9 If the leases remain in force, Plaintiffs are only entitled to their 1/8th royalty. If the leases are cancelled, Plaintiffs are entitled to their 1/8th royalty plus a 7/8ths working interest on their interest in the well.

10 See also Indian Territory Operating Company v. Bridger Petroleum Corporation, 500 F. Supp. 449 (W.D.Okla. 1980).

11 52 O.S. 1981 § 540 (renumbered by § 28, Ch. 190, O.S.L. 1992 to 52 O.S.Supp. 1992 § 570.10 ), provides in part:

A. The proceeds derived from the sale of oil or gas production from any oil or gas well shall be paid to persons legally entitled thereto, commencing no later than six (6) months after the date of first sale, and thereafter no later than sixty (60) days after the end of the calendar month within which subsequent production is sold. Such payment is to be made to persons entitled thereto by the first purchasers of such production. * * * Provided, however, that in those instances where such proceeds cannot be paid because the title thereto is not marketable, the purchasers of such production shall cause all proceeds due such interest to earn interest at the rate of six percent (6%) per annum, until such time as the title to such interest has been perfected. * * * The first purchaser shall be exempt from the provisions of this subsection and the owner of the right to drill and to produce under an oil and gas lease or force pooling order shall be substituted for the first purchaser therein where the owner and purchaser have entered into arrangements where the proceeds are paid by the purchaser to the owner who assumes the responsibility of paying the proceeds to persons legally entitled thereto. B. Any said first purchasers or owner of the right to drill and produce substituted for the first purchaser as provided herein that violates this act shall be liable to the persons legally entitled to the proceeds from production for the unpaid amount of such proceeds with interest thereon at the rate of twelve percent (12%) per annum, as the penalty. * * * * * *
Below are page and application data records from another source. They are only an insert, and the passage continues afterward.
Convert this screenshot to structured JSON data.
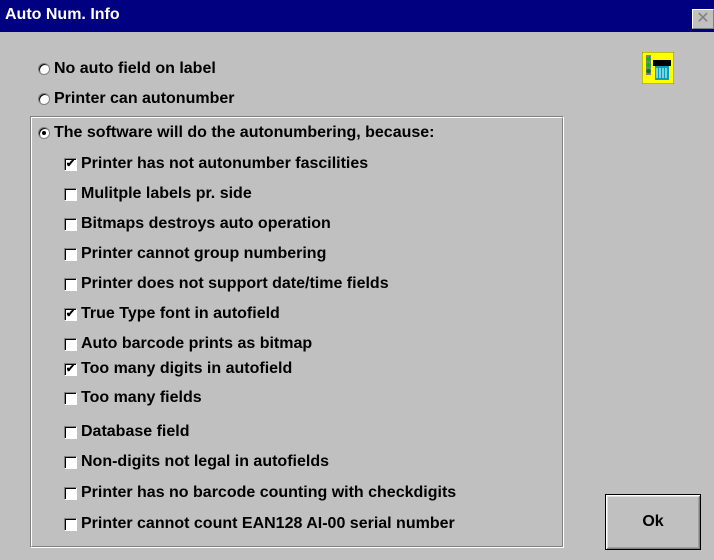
{
  "window": {
    "title": "Auto Num. Info",
    "close_glyph": "✕"
  },
  "options": [
    {
      "label": "No auto field on label",
      "checked": false
    },
    {
      "label": "Printer can autonumber",
      "checked": false
    },
    {
      "label": "The software will do the autonumbering, because:",
      "checked": true
    }
  ],
  "reasons": [
    {
      "label": "Printer has not autonumber fascilities",
      "checked": true
    },
    {
      "label": "Mulitple labels pr. side",
      "checked": false
    },
    {
      "label": "Bitmaps destroys auto operation",
      "checked": false
    },
    {
      "label": "Printer cannot group numbering",
      "checked": false
    },
    {
      "label": "Printer does not support date/time fields",
      "checked": false
    },
    {
      "label": "True Type font in autofield",
      "checked": true
    },
    {
      "label": "Auto barcode prints as bitmap",
      "checked": false
    },
    {
      "label": "Too many digits in autofield",
      "checked": true
    },
    {
      "label": "Too many fields",
      "checked": false
    },
    {
      "label": "Database field",
      "checked": false
    },
    {
      "label": "Non-digits not legal in autofields",
      "checked": false
    },
    {
      "label": "Printer has no barcode counting with checkdigits",
      "checked": false
    },
    {
      "label": "Printer cannot count EAN128 AI-00 serial number",
      "checked": false
    }
  ],
  "ok_label": "Ok",
  "check_glyph": "✔",
  "icon": "printer-icon",
  "colors": {
    "titlebar": "#000080",
    "face": "#c0c0c0",
    "icon_bg": "#ffff00",
    "icon_led": "#00c000"
  }
}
12 We disagree with Ricks that there was no "arrangement", as that term is used in 52 O.S. 1981 § 540 , between the first purchaser and Ricks for the distribution of proceeds. The joint operating agreement, executed by Sanguine and Ankla, while initially covering the Mills well, covers the entire Section 24. That JOA provides Ricks will become the production operator after the well is completed by Sanguine. The gas purchase contract, executed by Sanguine and Arkla, requires the Seller (Sanguine) to pay all royalties and production payments. A 1982 supplement to this contract adds the Elliott well. Ricks stepped into the shoes of Sanguine, and the Elliott well was expressly added to the gas purchase contract. Further, a 1980 letter from Ricks to Arkla requests Arkla pay Ricks 100% of the proceeds from the Mills for disbursement. A 1982 letter from Ricks to another mineral owner provides Ricks is in the process of obtaining proceeds from Arkla for gas produced from the Mills and will distribute them when received. Although the Division Order Title Opinion on the Elliott shows Ricks' principals as owning the working interest in the NE/4 of Section 24, it shows Ricks as owning a 3. 17460% interest in the rest of the Section. Ricks is clearly an "owner of the right to drill and produce substituted for the first purchaser" under 52 O.S. 1981 § 540 . There is no evidence of such an arrangement between the first purchaser and the other working interest owners against whom judgment plus 12% interest was granted.

13 Although Plaintiffs argue the tender of the royalty was "conditional" and would be used by Ricks to plead estoppel to deny the leases expired, Plaintiffs have not shown by evidence how the tender of the 1/8th royalty was conditional. Ricks has never disputed Plaintiffs' rights to the 1/8th royalty: just Plaintiffs' rights to revenue on a 7/8ths working interest.